The 2013 results announcements by Admiral tomorrow (Wednesday 5 March) and AVIVA on Thursday are expected to confirm the ongoing profits bonanza being enjoyed by the big car insurers, says leading law firm Thompsons Solicitors.

The last two weeks have seen AXA UK and Direct Line announce 32% and 33% increases in profits respectively. Later this week it's expected that Admiral and AVIVA will delight shareholders and shock motorists with news of how lucrative this captive market is.

“It is shocking. The car insurers have claimed they face a crisis. They've screamed about whiplash and they've alleged widespread fraud and yet here we have them turning in huge profits. Their audacity is staggering,” says Tom Jones, head of policy at Thompsons.

“Close examination of the financial results shows they have over-stated ‘bodily injury claims’ and are actually making fabulous profits while also releasing millions from reserves for extra dividends.”

Last week, Direct Line not only announced a 5% increase in its normal final dividend pay-out to £126m but also said it will make a special dividend payment of £60m as a result of ‘improved claims experience’.

The former RBS owned business reported that the operating profit of its motor division had risen 32.8% from £261.8m in 2012 to £347.7 million last year. Meanwhile, its premiums fell by only 3%.

AXA does not divulge trading figures for car insurance separately but two weeks ago it reported a 32% rise in its overall UK profits to £178m and said this included ‘improvements’ in profits and ‘claims experience’ in motor insurance.

In its report for the first half of 2013, Admiral reported a 5% rise in UK car insurance profits for the period from £183.3 million in 2012 to £192.7 million with chief executive Henry Engelhardt saying: “We were able to increase profits largely due to excellent claims experience”.

Like AXA, AVIVA does not publish figures specifically for car insurance.
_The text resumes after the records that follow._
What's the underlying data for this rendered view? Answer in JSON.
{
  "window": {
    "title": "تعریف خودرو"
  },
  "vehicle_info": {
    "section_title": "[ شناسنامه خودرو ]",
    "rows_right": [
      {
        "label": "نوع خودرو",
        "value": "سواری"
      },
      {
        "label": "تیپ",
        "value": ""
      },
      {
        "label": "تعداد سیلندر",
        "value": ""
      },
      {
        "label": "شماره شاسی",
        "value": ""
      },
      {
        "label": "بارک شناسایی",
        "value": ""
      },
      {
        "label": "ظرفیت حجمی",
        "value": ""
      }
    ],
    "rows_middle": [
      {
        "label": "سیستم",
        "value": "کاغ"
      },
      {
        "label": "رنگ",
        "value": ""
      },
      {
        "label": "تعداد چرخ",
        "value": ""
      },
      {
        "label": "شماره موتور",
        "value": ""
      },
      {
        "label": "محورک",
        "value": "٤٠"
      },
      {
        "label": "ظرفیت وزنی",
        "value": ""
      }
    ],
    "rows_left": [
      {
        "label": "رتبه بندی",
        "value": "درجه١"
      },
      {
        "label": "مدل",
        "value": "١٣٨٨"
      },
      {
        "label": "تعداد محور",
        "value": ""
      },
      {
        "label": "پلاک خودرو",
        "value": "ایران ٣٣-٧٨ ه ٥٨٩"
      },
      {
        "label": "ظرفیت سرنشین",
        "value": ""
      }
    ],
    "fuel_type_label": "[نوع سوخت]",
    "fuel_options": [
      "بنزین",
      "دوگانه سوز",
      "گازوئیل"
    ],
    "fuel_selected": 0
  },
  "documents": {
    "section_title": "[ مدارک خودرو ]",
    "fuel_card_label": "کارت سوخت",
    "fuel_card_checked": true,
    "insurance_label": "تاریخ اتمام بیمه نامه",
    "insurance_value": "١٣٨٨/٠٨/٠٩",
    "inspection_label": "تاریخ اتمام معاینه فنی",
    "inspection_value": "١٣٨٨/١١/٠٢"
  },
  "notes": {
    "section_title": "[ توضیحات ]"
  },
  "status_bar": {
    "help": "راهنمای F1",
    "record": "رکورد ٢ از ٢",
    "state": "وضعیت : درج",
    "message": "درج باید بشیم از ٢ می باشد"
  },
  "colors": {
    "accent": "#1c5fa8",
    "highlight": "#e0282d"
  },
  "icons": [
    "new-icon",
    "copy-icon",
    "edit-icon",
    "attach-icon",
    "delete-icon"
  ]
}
However, its 2012 annual report said it had generated £448m in operating profit from selling general insurance in the UK, which included ‘good profitability in personal lines’ (motor and homeowner insurance).
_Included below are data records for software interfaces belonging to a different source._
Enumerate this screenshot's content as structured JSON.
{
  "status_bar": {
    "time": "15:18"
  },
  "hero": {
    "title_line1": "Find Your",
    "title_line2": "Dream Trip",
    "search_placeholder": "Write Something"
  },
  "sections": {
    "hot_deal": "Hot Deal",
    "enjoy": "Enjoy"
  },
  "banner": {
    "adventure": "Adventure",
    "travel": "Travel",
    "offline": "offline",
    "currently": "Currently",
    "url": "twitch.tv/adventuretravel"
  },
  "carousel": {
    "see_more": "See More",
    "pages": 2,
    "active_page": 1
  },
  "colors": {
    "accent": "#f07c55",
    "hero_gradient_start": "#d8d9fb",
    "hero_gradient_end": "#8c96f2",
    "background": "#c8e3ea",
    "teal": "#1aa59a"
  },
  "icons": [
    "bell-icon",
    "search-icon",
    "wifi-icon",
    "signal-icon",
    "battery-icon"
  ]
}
Tom Jones added: “We await the Admiral and AVIVA results with interest fully expecting them to confirm that the car insurers are making a killing.

“Given the secrecy of some of them, it is difficult to be certain how much profit motor insurance generates, but it is somewhere north of £2 billion - with the four market leaders accounting for about half of that.

“The car insurers have been complaining endlessly about ‘compensation culture’ and ‘whiplash fraud’ and demanding government impose ever harsher measures that hit access to proper justice for injured people with genuine claims.

“Yet it is shareholders through massive dividend payments who are benefiting from what they now – in the small print – admit are much lower numbers of claims than they had previously said there would be.

“Given that car insurance is a legal requirement, motorists need a watchdog to protect them against this blatant profiteering.”